The answer must be every line of the records in which the string "ride" appears.
========
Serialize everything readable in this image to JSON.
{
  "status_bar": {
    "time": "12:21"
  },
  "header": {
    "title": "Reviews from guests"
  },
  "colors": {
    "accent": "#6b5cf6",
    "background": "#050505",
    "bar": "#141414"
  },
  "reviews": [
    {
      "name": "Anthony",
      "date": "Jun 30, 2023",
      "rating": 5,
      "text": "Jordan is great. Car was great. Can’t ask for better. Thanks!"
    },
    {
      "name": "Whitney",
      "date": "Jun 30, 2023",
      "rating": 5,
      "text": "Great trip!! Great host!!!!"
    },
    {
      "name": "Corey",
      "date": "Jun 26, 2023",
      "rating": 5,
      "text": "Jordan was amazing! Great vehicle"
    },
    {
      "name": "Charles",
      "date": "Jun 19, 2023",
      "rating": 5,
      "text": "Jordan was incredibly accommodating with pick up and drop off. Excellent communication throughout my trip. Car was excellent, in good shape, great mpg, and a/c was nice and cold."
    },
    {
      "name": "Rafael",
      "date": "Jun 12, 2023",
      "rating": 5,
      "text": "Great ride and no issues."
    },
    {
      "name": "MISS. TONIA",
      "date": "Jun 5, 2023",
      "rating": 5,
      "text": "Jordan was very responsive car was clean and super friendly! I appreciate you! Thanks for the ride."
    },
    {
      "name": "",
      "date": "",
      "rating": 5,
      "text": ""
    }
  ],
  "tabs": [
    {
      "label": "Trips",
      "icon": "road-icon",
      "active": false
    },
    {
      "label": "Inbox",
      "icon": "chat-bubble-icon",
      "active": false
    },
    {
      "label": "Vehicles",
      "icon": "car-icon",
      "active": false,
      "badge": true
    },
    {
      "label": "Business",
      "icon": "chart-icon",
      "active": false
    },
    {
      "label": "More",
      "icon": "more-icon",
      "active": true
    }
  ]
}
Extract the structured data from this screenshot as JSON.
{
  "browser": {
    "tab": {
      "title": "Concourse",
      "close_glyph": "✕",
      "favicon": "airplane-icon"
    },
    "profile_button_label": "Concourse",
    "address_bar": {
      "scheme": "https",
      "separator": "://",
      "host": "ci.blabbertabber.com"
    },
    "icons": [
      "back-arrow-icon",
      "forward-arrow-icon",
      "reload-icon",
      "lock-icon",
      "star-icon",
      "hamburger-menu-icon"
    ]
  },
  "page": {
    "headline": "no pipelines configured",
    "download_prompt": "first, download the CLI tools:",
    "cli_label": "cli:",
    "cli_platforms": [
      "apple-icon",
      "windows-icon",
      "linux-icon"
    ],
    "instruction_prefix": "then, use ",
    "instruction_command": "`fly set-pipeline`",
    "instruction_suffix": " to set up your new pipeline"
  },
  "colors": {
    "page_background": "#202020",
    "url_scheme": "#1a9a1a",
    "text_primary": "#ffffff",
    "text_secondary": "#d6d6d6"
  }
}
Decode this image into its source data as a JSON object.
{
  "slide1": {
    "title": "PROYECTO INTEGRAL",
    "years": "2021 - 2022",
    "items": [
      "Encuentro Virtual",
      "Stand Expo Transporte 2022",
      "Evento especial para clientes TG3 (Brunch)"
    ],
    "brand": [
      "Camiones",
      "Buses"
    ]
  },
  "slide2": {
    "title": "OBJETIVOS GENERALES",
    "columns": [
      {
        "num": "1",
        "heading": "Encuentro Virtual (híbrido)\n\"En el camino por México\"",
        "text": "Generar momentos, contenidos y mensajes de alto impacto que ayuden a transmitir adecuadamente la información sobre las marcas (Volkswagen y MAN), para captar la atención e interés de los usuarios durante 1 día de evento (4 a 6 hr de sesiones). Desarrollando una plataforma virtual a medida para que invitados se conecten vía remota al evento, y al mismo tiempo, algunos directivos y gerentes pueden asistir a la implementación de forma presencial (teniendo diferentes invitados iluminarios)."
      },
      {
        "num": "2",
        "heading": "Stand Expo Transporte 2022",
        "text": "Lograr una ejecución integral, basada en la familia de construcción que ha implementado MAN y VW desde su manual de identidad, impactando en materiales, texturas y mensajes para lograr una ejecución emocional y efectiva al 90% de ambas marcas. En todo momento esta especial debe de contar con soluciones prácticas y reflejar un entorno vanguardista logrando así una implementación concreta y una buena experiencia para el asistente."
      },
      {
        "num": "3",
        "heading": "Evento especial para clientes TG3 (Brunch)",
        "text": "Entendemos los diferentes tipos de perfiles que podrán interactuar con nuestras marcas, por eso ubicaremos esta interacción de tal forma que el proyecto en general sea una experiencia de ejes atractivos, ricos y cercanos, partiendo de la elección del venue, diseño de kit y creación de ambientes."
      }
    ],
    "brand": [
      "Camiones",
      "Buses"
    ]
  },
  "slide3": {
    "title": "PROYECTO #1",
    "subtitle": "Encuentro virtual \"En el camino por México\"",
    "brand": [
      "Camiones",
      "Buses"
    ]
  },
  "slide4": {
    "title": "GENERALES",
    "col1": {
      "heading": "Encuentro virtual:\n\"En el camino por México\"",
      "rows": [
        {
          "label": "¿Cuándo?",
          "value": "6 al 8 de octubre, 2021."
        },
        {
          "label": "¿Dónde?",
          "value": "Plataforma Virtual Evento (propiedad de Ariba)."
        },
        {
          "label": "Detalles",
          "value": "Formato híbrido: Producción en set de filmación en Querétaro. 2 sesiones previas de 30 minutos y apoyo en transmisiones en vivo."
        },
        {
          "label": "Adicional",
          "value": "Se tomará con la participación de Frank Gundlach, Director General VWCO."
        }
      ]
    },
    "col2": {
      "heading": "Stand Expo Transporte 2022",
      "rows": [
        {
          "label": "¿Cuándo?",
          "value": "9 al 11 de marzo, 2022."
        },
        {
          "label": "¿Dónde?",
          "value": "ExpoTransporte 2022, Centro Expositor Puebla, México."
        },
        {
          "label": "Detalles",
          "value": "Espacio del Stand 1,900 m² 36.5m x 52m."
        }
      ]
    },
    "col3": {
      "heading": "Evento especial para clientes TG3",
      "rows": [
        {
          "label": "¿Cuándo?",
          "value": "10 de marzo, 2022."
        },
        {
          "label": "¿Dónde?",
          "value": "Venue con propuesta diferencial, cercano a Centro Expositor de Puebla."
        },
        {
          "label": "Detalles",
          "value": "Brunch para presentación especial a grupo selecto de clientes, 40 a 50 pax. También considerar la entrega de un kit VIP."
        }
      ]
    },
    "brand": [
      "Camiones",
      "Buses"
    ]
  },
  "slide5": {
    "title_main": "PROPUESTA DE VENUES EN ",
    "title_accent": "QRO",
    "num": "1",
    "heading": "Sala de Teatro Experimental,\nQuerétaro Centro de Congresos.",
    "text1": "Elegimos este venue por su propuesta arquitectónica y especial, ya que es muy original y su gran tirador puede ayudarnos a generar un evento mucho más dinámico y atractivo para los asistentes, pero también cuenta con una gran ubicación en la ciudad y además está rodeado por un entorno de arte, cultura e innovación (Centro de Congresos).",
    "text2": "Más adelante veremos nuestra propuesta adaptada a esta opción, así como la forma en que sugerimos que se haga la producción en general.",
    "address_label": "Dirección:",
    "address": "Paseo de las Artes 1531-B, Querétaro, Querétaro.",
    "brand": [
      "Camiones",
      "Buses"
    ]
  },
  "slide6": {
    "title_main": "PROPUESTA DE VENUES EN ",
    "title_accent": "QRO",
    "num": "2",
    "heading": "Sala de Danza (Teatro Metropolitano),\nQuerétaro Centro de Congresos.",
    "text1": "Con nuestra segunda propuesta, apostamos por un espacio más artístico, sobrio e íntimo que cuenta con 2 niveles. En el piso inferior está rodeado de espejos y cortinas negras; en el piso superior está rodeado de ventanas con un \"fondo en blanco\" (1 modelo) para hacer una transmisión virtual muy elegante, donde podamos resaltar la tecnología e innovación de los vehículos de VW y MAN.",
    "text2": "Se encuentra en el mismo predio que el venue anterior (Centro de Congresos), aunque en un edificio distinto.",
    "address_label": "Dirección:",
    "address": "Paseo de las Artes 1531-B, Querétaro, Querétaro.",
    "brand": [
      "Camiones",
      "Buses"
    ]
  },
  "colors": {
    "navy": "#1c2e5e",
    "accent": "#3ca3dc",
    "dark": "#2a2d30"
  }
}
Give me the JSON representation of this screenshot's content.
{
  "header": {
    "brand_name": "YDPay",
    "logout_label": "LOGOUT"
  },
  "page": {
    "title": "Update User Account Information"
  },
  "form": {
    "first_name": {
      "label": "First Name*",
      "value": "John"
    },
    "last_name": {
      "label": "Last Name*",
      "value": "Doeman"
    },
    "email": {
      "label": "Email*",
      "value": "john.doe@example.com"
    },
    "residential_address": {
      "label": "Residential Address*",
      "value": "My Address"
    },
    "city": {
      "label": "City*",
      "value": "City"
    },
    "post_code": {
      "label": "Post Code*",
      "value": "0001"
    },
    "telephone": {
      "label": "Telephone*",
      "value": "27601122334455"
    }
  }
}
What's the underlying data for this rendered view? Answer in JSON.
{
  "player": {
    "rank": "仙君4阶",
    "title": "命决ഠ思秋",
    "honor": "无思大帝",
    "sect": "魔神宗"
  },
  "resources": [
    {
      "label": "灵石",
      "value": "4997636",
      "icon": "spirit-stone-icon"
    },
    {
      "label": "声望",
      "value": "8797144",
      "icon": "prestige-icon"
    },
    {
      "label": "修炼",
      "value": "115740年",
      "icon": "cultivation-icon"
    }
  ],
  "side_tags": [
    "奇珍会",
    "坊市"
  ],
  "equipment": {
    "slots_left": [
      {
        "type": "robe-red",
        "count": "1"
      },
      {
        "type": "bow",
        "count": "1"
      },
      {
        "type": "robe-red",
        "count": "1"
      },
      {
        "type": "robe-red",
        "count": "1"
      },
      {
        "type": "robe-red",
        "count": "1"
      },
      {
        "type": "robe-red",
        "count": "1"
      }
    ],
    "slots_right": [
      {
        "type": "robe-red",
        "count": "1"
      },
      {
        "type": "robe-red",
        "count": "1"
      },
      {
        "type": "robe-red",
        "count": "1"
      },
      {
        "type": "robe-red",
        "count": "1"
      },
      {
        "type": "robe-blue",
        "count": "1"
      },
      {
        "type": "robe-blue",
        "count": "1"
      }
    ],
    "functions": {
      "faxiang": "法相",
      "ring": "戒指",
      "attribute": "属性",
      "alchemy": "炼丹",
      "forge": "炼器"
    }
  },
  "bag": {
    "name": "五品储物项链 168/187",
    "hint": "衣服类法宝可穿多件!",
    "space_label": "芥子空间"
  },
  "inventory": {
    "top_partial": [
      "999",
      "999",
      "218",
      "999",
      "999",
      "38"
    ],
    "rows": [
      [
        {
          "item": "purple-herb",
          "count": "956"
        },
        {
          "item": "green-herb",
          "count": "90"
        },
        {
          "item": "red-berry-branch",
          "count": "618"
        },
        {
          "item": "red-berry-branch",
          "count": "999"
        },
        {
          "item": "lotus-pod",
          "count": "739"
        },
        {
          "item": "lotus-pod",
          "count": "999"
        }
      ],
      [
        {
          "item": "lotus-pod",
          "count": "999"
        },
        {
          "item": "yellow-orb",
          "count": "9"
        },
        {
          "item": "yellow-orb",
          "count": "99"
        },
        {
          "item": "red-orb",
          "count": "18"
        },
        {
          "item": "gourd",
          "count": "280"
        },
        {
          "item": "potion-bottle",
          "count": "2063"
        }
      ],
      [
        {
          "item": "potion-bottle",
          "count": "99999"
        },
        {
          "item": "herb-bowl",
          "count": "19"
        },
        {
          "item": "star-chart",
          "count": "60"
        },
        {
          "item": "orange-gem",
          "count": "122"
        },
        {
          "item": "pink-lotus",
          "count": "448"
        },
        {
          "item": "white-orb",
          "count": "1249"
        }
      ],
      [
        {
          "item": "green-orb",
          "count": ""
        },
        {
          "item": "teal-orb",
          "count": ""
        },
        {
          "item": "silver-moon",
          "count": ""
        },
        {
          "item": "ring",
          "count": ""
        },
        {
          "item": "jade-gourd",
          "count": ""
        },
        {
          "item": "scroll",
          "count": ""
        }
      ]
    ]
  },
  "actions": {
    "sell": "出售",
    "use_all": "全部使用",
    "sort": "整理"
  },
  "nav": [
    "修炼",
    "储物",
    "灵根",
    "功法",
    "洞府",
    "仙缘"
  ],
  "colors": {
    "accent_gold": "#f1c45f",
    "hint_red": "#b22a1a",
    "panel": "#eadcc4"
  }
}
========
■ **ANSWER TO THIS PROBLEM**:
      "text": "Great ride and no issues."
      "text": "Jordan was very responsive car was clean and super friendly! I appreciate you! Thanks for the ride."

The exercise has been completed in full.